→ What the exercise asks:
Copy out all lines from the entries below in which "JSON" occurs.
—————
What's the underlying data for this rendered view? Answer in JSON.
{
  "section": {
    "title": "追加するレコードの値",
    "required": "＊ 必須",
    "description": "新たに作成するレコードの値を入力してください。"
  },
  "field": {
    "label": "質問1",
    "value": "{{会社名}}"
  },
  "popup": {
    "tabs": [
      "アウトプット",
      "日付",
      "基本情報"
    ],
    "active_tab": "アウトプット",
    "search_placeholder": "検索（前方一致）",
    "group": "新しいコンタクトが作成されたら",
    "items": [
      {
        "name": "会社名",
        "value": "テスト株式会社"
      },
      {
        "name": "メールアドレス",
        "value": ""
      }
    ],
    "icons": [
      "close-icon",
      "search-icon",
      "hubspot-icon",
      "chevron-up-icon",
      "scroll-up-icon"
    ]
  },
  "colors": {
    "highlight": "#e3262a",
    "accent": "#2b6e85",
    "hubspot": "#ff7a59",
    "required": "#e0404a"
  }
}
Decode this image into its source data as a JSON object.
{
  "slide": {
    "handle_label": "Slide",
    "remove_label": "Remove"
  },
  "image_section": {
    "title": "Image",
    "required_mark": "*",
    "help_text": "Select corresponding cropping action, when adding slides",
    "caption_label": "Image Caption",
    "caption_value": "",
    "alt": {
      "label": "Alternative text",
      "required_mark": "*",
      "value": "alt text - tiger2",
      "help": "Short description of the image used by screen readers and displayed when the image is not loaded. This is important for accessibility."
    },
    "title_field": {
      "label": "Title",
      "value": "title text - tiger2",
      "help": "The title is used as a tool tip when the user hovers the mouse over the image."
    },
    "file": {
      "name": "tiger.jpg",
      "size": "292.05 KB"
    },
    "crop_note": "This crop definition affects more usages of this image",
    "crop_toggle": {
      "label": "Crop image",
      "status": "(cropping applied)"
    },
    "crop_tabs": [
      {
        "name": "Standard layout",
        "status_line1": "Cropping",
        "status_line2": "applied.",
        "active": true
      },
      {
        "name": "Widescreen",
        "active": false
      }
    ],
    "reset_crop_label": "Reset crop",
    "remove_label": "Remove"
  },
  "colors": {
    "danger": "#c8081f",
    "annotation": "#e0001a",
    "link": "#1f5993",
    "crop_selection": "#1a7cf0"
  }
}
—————
→ Exercise output:
What's the underlying data for this rendered view? Answer in JSON.
Decode this image into its source data as a JSON object.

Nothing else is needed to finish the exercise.